» Recorded data

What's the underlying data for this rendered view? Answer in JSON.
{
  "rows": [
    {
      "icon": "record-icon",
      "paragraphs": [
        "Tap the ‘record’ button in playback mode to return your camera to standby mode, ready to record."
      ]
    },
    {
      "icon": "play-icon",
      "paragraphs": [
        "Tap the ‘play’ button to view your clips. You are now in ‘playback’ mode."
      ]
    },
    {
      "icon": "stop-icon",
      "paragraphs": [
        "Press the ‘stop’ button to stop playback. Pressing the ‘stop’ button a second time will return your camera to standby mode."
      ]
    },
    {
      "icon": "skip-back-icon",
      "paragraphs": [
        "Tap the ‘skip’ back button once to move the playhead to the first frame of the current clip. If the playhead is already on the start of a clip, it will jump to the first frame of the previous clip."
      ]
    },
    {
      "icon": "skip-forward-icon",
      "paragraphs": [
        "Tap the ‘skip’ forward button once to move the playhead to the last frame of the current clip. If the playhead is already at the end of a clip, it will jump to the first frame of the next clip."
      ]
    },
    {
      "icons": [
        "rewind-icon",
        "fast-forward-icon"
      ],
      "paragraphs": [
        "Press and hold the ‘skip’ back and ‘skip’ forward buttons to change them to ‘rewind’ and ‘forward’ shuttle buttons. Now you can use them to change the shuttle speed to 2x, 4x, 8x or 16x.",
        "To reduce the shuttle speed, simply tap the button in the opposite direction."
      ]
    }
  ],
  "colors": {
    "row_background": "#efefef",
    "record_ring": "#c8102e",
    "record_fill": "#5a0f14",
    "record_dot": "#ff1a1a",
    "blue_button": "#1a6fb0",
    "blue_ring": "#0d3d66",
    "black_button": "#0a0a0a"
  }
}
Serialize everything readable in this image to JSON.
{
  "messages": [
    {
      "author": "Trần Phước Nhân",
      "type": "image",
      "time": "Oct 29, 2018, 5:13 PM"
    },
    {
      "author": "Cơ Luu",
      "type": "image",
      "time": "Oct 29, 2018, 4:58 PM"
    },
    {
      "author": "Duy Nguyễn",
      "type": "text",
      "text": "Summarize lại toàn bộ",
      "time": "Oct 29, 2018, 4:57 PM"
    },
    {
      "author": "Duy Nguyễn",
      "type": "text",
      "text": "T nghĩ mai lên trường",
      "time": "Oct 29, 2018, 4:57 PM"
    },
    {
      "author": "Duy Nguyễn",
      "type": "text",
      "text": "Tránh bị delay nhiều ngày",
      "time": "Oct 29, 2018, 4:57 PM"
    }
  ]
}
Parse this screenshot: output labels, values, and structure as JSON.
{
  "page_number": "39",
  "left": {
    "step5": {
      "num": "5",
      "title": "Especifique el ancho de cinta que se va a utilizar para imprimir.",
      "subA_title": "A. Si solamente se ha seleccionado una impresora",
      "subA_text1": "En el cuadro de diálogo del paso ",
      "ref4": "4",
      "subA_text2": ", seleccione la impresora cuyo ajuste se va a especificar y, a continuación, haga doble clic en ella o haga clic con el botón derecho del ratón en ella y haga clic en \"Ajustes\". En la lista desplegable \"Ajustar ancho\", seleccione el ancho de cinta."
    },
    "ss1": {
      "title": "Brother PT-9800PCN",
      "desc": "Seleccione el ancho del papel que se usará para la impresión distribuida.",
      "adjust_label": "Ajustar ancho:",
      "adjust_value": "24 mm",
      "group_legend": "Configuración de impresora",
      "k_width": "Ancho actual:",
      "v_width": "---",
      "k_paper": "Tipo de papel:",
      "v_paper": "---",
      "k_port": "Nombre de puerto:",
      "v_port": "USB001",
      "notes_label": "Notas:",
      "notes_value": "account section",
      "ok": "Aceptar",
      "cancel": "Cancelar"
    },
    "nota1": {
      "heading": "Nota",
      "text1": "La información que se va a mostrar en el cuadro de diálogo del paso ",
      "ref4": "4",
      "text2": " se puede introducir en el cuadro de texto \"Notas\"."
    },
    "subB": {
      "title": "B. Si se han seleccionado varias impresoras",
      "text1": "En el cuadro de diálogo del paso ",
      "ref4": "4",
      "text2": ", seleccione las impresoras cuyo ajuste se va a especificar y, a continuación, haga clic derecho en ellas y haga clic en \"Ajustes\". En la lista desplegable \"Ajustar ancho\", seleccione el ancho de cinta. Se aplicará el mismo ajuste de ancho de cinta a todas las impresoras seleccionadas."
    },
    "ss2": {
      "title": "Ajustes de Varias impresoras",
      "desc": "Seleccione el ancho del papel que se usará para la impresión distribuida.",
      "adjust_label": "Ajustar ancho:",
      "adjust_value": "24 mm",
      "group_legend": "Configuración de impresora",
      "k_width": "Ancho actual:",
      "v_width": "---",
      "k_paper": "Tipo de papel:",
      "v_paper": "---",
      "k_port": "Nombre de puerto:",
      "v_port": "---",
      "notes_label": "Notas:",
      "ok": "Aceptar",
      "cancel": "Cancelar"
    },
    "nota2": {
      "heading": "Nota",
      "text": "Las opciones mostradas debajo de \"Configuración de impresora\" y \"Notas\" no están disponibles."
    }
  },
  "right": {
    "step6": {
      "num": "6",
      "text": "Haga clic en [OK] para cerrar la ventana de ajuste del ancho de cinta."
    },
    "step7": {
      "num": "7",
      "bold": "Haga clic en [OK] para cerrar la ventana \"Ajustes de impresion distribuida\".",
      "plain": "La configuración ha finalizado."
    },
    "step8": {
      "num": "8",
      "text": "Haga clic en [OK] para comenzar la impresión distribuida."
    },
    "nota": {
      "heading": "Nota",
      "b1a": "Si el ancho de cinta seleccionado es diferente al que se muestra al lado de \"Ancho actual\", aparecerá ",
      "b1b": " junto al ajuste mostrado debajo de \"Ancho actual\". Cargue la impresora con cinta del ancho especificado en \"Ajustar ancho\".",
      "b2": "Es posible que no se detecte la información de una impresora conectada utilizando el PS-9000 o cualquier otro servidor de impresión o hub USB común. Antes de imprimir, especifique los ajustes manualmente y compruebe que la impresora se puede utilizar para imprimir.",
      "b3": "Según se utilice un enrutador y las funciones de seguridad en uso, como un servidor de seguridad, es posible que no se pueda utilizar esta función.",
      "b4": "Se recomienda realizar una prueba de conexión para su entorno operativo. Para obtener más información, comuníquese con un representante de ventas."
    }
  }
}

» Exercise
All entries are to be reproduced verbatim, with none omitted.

» Response box
What's the underlying data for this rendered view? Answer in JSON.
{
  "rows": [
    {
      "icon": "record-icon",
      "paragraphs": [
        "Tap the ‘record’ button in playback mode to return your camera to standby mode, ready to record."
      ]
    },
    {
      "icon": "play-icon",
      "paragraphs": [
        "Tap the ‘play’ button to view your clips. You are now in ‘playback’ mode."
      ]
    },
    {
      "icon": "stop-icon",
      "paragraphs": [
        "Press the ‘stop’ button to stop playback. Pressing the ‘stop’ button a second time will return your camera to standby mode."
      ]
    },
    {
      "icon": "skip-back-icon",
      "paragraphs": [
        "Tap the ‘skip’ back button once to move the playhead to the first frame of the current clip. If the playhead is already on the start of a clip, it will jump to the first frame of the previous clip."
      ]
    },
    {
      "icon": "skip-forward-icon",
      "paragraphs": [
        "Tap the ‘skip’ forward button once to move the playhead to the last frame of the current clip. If the playhead is already at the end of a clip, it will jump to the first frame of the next clip."
      ]
    },
    {
      "icons": [
        "rewind-icon",
        "fast-forward-icon"
      ],
      "paragraphs": [
        "Press and hold the ‘skip’ back and ‘skip’ forward buttons to change them to ‘rewind’ and ‘forward’ shuttle buttons. Now you can use them to change the shuttle speed to 2x, 4x, 8x or 16x.",
        "To reduce the shuttle speed, simply tap the button in the opposite direction."
      ]
    }
  ],
  "colors": {
    "row_background": "#efefef",
    "record_ring": "#c8102e",
    "record_fill": "#5a0f14",
    "record_dot": "#ff1a1a",
    "blue_button": "#1a6fb0",
    "blue_ring": "#0d3d66",
    "black_button": "#0a0a0a"
  }
}
Serialize everything readable in this image to JSON.
{
  "messages": [
    {
      "author": "Trần Phước Nhân",
      "type": "image",
      "time": "Oct 29, 2018, 5:13 PM"
    },
    {
      "author": "Cơ Luu",
      "type": "image",
      "time": "Oct 29, 2018, 4:58 PM"
    },
    {
      "author": "Duy Nguyễn",
      "type": "text",
      "text": "Summarize lại toàn bộ",
      "time": "Oct 29, 2018, 4:57 PM"
    },
    {
      "author": "Duy Nguyễn",
      "type": "text",
      "text": "T nghĩ mai lên trường",
      "time": "Oct 29, 2018, 4:57 PM"
    },
    {
      "author": "Duy Nguyễn",
      "type": "text",
      "text": "Tránh bị delay nhiều ngày",
      "time": "Oct 29, 2018, 4:57 PM"
    }
  ]
}
Parse this screenshot: output labels, values, and structure as JSON.
{
  "page_number": "39",
  "left": {
    "step5": {
      "num": "5",
      "title": "Especifique el ancho de cinta que se va a utilizar para imprimir.",
      "subA_title": "A. Si solamente se ha seleccionado una impresora",
      "subA_text1": "En el cuadro de diálogo del paso ",
      "ref4": "4",
      "subA_text2": ", seleccione la impresora cuyo ajuste se va a especificar y, a continuación, haga doble clic en ella o haga clic con el botón derecho del ratón en ella y haga clic en \"Ajustes\". En la lista desplegable \"Ajustar ancho\", seleccione el ancho de cinta."
    },
    "ss1": {
      "title": "Brother PT-9800PCN",
      "desc": "Seleccione el ancho del papel que se usará para la impresión distribuida.",
      "adjust_label": "Ajustar ancho:",
      "adjust_value": "24 mm",
      "group_legend": "Configuración de impresora",
      "k_width": "Ancho actual:",
      "v_width": "---",
      "k_paper": "Tipo de papel:",
      "v_paper": "---",
      "k_port": "Nombre de puerto:",
      "v_port": "USB001",
      "notes_label": "Notas:",
      "notes_value": "account section",
      "ok": "Aceptar",
      "cancel": "Cancelar"
    },
    "nota1": {
      "heading": "Nota",
      "text1": "La información que se va a mostrar en el cuadro de diálogo del paso ",
      "ref4": "4",
      "text2": " se puede introducir en el cuadro de texto \"Notas\"."
    },
    "subB": {
      "title": "B. Si se han seleccionado varias impresoras",
      "text1": "En el cuadro de diálogo del paso ",
      "ref4": "4",
      "text2": ", seleccione las impresoras cuyo ajuste se va a especificar y, a continuación, haga clic derecho en ellas y haga clic en \"Ajustes\". En la lista desplegable \"Ajustar ancho\", seleccione el ancho de cinta. Se aplicará el mismo ajuste de ancho de cinta a todas las impresoras seleccionadas."
    },
    "ss2": {
      "title": "Ajustes de Varias impresoras",
      "desc": "Seleccione el ancho del papel que se usará para la impresión distribuida.",
      "adjust_label": "Ajustar ancho:",
      "adjust_value": "24 mm",
      "group_legend": "Configuración de impresora",
      "k_width": "Ancho actual:",
      "v_width": "---",
      "k_paper": "Tipo de papel:",
      "v_paper": "---",
      "k_port": "Nombre de puerto:",
      "v_port": "---",
      "notes_label": "Notas:",
      "ok": "Aceptar",
      "cancel": "Cancelar"
    },
    "nota2": {
      "heading": "Nota",
      "text": "Las opciones mostradas debajo de \"Configuración de impresora\" y \"Notas\" no están disponibles."
    }
  },
  "right": {
    "step6": {
      "num": "6",
      "text": "Haga clic en [OK] para cerrar la ventana de ajuste del ancho de cinta."
    },
    "step7": {
      "num": "7",
      "bold": "Haga clic en [OK] para cerrar la ventana \"Ajustes de impresion distribuida\".",
      "plain": "La configuración ha finalizado."
    },
    "step8": {
      "num": "8",
      "text": "Haga clic en [OK] para comenzar la impresión distribuida."
    },
    "nota": {
      "heading": "Nota",
      "b1a": "Si el ancho de cinta seleccionado es diferente al que se muestra al lado de \"Ancho actual\", aparecerá ",
      "b1b": " junto al ajuste mostrado debajo de \"Ancho actual\". Cargue la impresora con cinta del ancho especificado en \"Ajustar ancho\".",
      "b2": "Es posible que no se detecte la información de una impresora conectada utilizando el PS-9000 o cualquier otro servidor de impresión o hub USB común. Antes de imprimir, especifique los ajustes manualmente y compruebe que la impresora se puede utilizar para imprimir.",
      "b3": "Según se utilice un enrutador y las funciones de seguridad en uso, como un servidor de seguridad, es posible que no se pueda utilizar esta función.",
      "b4": "Se recomienda realizar una prueba de conexión para su entorno operativo. Para obtener más información, comuníquese con un representante de ventas."
    }
  }
}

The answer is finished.